In light of campus and national conversations about adult film actress— Belle Knox—several professors, students and sex workers gathered for an academic discussion about local sex workers Wednesday night at the Sanford School of Public Policy.

The panel-led discussion touched on topics including feminism and cultural perceptions of sex. It also examined sex work within historical, societal and economic frameworks. The panelists were Gunther Peck, Fred W. Shaffer Associate Professor of History and Public Policy; Pete Sigal, professor of history; Diane Nelson, professor of cultural anthropology; Luna, a Raleigh-based sex worker; senior Jacob Tobia, Duke Student Government vice president for equity and outreach; and adult film actress Belle Knox, a freshman. The event drew more than 100 attendees.

The goal of the discussion was to initiate a broader conversation about sex and sex work, Peck said.

“We wanted to move beyond one woman’s decision to engage in sex work,” Peck said. “To talk about sex as work immediately ruptures beliefs held dear by many people. To recognize that is to recognize what the stakes are of this conversation.”

The ‘politics of rescue’—or characterization of sex workers as victims—pervade the way in which sexual labor is addressed, Peck said. Such a framework of perception can inhibit positive dialogue by refusing workers the right to narrate their own stories, he noted.

Both supporters and critics of Knox have used her to reinforce their own opinions on sex work instead of allowing Knox to voice her own narrative, Sigal said.

Sex work is no different from any other occupation, Luna said. Although sex workers do not always enjoy their work, neither do many people in other jobs, she said. Many women involved in sex work consider their occupation to be the best option in a “cornucopia of sh*t jobs.”

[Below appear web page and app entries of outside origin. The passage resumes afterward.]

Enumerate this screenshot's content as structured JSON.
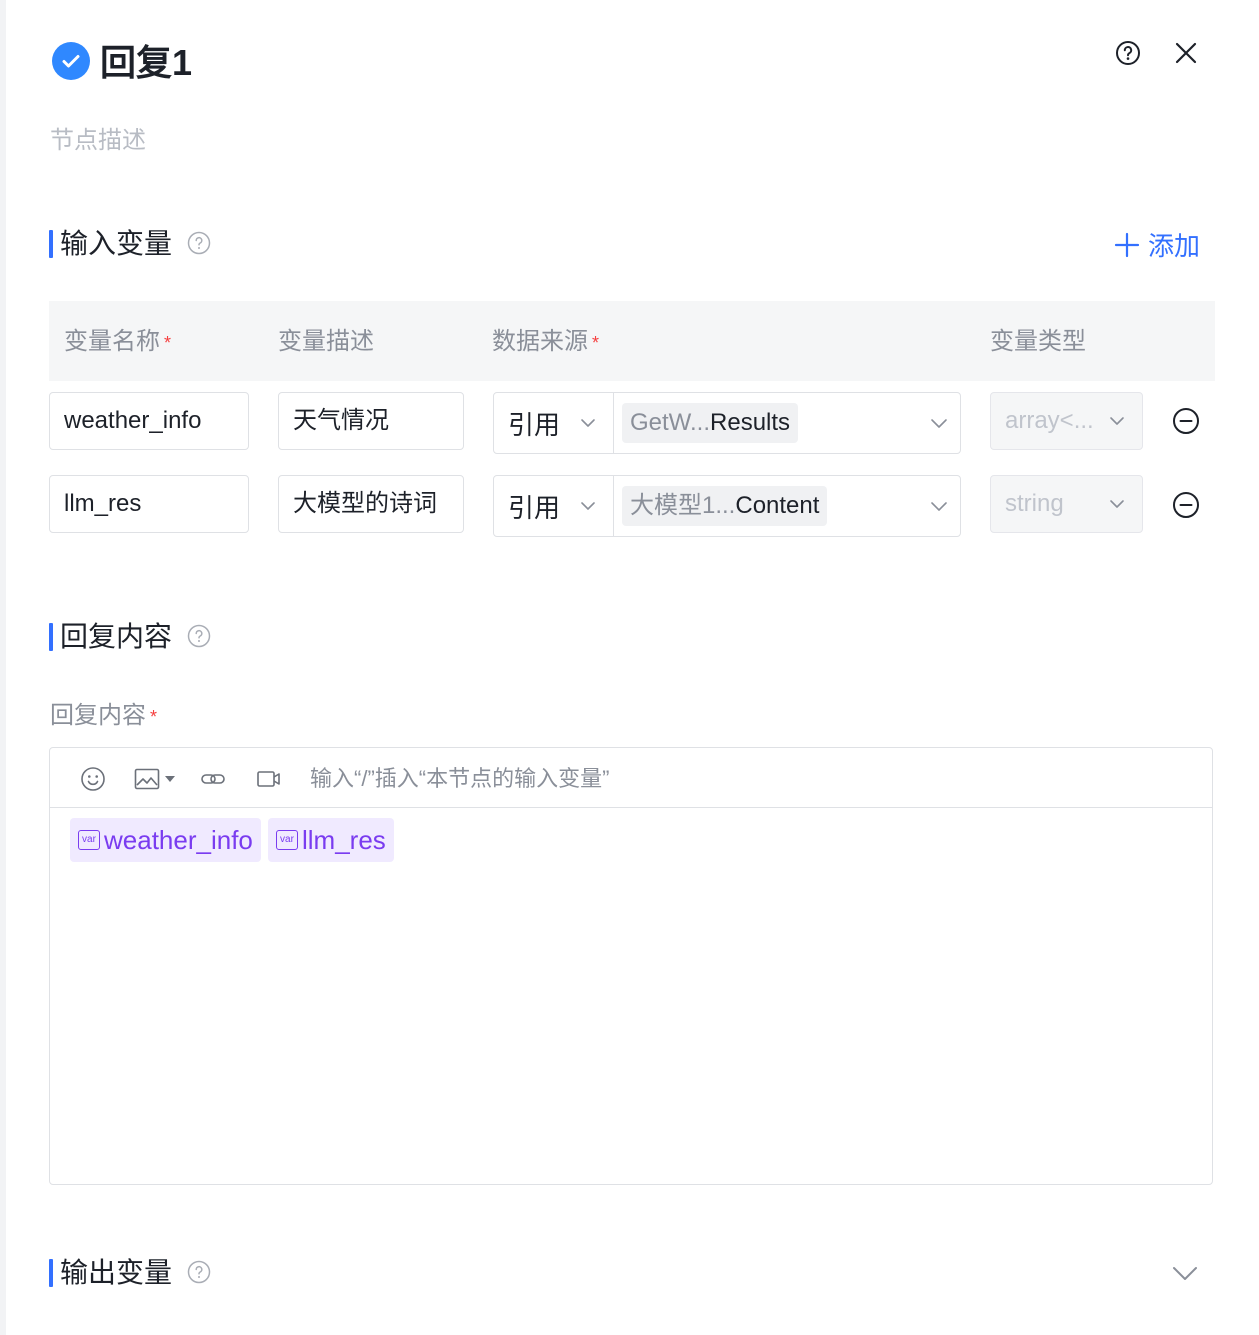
{
  "header": {
    "title": "回复1",
    "description_placeholder": "节点描述"
  },
  "input_section": {
    "title": "输入变量",
    "add_label": "添加",
    "columns": {
      "name": "变量名称",
      "desc": "变量描述",
      "source": "数据来源",
      "type": "变量类型",
      "required_mark": "*"
    },
    "rows": [
      {
        "name": "weather_info",
        "desc": "天气情况",
        "source_type": "引用",
        "source_prefix": "GetW...",
        "source_suffix": "Results",
        "var_type": "array<..."
      },
      {
        "name": "llm_res",
        "desc": "大模型的诗词",
        "source_type": "引用",
        "source_prefix": "大模型1...",
        "source_suffix": "Content",
        "var_type": "string"
      }
    ]
  },
  "reply_section": {
    "title": "回复内容",
    "field_label": "回复内容",
    "required_mark": "*",
    "placeholder": "输入“/”插入“本节点的输入变量”",
    "chips": [
      {
        "badge": "var",
        "label": "weather_info"
      },
      {
        "badge": "var",
        "label": "llm_res"
      }
    ]
  },
  "output_section": {
    "title": "输出变量"
  },
  "colors": {
    "accent": "#3370ff",
    "chip_bg": "#f0eaff",
    "chip_text": "#7a3cf0",
    "required": "#f53f3f"
  }
}
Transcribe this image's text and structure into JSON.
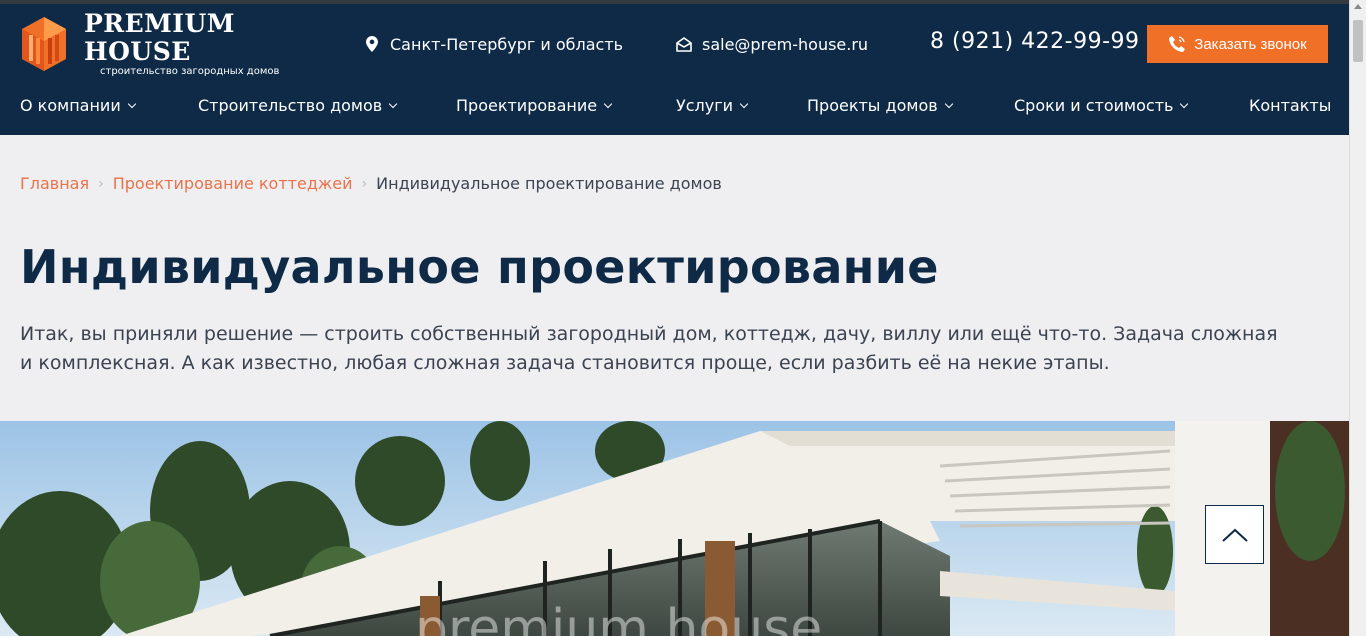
{
  "brand": {
    "title": "PREMIUM HOUSE",
    "subtitle": "строительство загородных домов"
  },
  "header": {
    "location": "Санкт-Петербург и область",
    "email": "sale@prem-house.ru",
    "phone": "8 (921) 422-99-99",
    "call_button": "Заказать звонок"
  },
  "nav": {
    "items": [
      {
        "label": "О компании",
        "has_dropdown": true
      },
      {
        "label": "Строительство домов",
        "has_dropdown": true
      },
      {
        "label": "Проектирование",
        "has_dropdown": true
      },
      {
        "label": "Услуги",
        "has_dropdown": true
      },
      {
        "label": "Проекты домов",
        "has_dropdown": true
      },
      {
        "label": "Сроки и стоимость",
        "has_dropdown": true
      },
      {
        "label": "Контакты",
        "has_dropdown": false
      }
    ]
  },
  "breadcrumb": {
    "home": "Главная",
    "section": "Проектирование коттеджей",
    "current": "Индивидуальное проектирование домов"
  },
  "page": {
    "title": "Индивидуальное проектирование",
    "intro_line1": "Итак, вы приняли решение — строить собственный загородный дом, коттедж, дачу, виллу или ещё что-то. Задача сложная",
    "intro_line2": "и комплексная. А как известно, любая сложная задача становится проще, если разбить её на некие этапы.",
    "watermark": "premium house"
  },
  "colors": {
    "header_bg": "#0e2a47",
    "accent": "#f07028",
    "page_bg": "#efeff2",
    "link": "#e8734a"
  },
  "icons": {
    "location": "map-pin-icon",
    "email": "envelope-open-icon",
    "call": "phone-volume-icon",
    "scroll_top": "chevron-up-icon"
  }
}
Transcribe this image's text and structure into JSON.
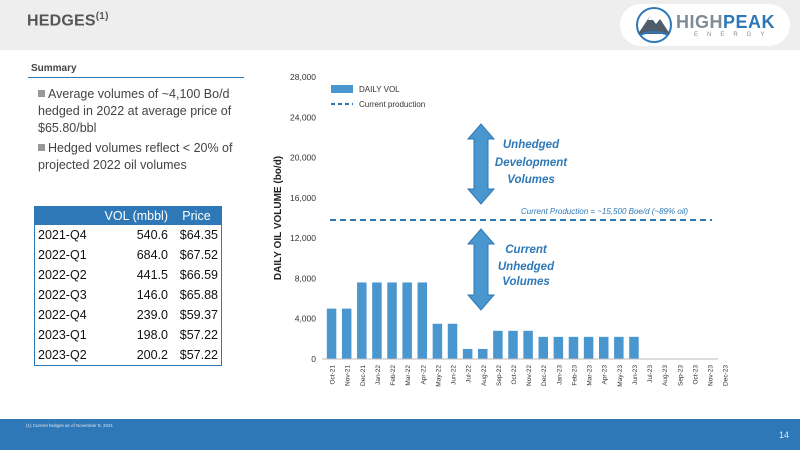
{
  "header": {
    "title": "HEDGES",
    "title_sup": "(1)",
    "logo_high": "HIGH",
    "logo_peak": "PEAK",
    "logo_sub": "ENERGY"
  },
  "summary": {
    "label": "Summary",
    "bullets": [
      "Average volumes of ~4,100 Bo/d hedged in 2022 at average price of $65.80/bbl",
      "Hedged volumes reflect < 20% of projected 2022 oil volumes"
    ]
  },
  "hedge_table": {
    "headers": [
      "",
      "VOL (mbbl)",
      "Price"
    ],
    "rows": [
      [
        "2021-Q4",
        "540.6",
        "$64.35"
      ],
      [
        "2022-Q1",
        "684.0",
        "$67.52"
      ],
      [
        "2022-Q2",
        "441.5",
        "$66.59"
      ],
      [
        "2022-Q3",
        "146.0",
        "$65.88"
      ],
      [
        "2022-Q4",
        "239.0",
        "$59.37"
      ],
      [
        "2023-Q1",
        "198.0",
        "$57.22"
      ],
      [
        "2023-Q2",
        "200.2",
        "$57.22"
      ]
    ]
  },
  "chart_data": {
    "type": "bar",
    "ylabel": "DAILY OIL VOLUME (bo/d)",
    "ylim": [
      0,
      28000
    ],
    "yticks": [
      "0",
      "4,000",
      "8,000",
      "12,000",
      "16,000",
      "20,000",
      "24,000",
      "28,000"
    ],
    "ytick_values": [
      0,
      4000,
      8000,
      12000,
      16000,
      20000,
      24000,
      28000
    ],
    "categories": [
      "Oct-21",
      "Nov-21",
      "Dec-21",
      "Jan-22",
      "Feb-22",
      "Mar-22",
      "Apr-22",
      "May-22",
      "Jun-22",
      "Jul-22",
      "Aug-22",
      "Sep-22",
      "Oct-22",
      "Nov-22",
      "Dec-22",
      "Jan-23",
      "Feb-23",
      "Mar-23",
      "Apr-23",
      "May-23",
      "Jun-23",
      "Jul-23",
      "Aug-23",
      "Sep-23",
      "Oct-23",
      "Nov-23",
      "Dec-23"
    ],
    "series": [
      {
        "name": "DAILY VOL",
        "color": "#4a96cf",
        "values": [
          5000,
          5000,
          7600,
          7600,
          7600,
          7600,
          7600,
          3500,
          3500,
          1000,
          1000,
          2800,
          2800,
          2800,
          2200,
          2200,
          2200,
          2200,
          2200,
          2200,
          2200,
          0,
          0,
          0,
          0,
          0,
          0
        ]
      }
    ],
    "reference_line": {
      "name": "Current production",
      "value": 13800,
      "color": "#2e78b7",
      "label": "Current Production = ~15,500 Boe/d (~89% oil)"
    },
    "annotations": {
      "unhedged": [
        "Unhedged",
        "Development",
        "Volumes"
      ],
      "current": [
        "Current",
        "Unhedged",
        "Volumes"
      ]
    },
    "legend_position": "top-left",
    "grid": false
  },
  "footer": {
    "footnote": "(1)  Current hedges as of November 9, 2021",
    "page_number": "14"
  },
  "colors": {
    "accent": "#2e78b7",
    "bar": "#4a96cf"
  }
}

“There’s this bourgeois, feminist idea that you have to like your job,” Luna said. “It’s looking at the situation through a privileged lens, with the assumption that we can all access those dream jobs and earn a living. That’s bullsh*t.”

Sex is a transaction, whether or not it is economic, Tobia said. He noted that exchanging sex for material, career or social gains is not uncommon at Duke. For instance, students may sometimes engage in sex with certain individuals to get into organizations of their choice or gain social capital.

“If we’re going to attack Belle, we have to attack ourselves too,” Tobia said. “We have to think far more about what systems we participate in. It behooves us to stop thinking about ourselves as not sex workers.”

Panelists urged more open discussion of sex work and emphasized that criminalizing and shaming sex workers would not help workers who are currently mistreated.

“No one is willing to consider the lives of the people behind the cameras,” Knox said. “No one wants to consider that we have hopes and dreams and ambitions. No, instead we are hoes and bimbos. I reject this.”

The event was hosted by the Forum for Scholars and Publics and the Program in Women’s Studies.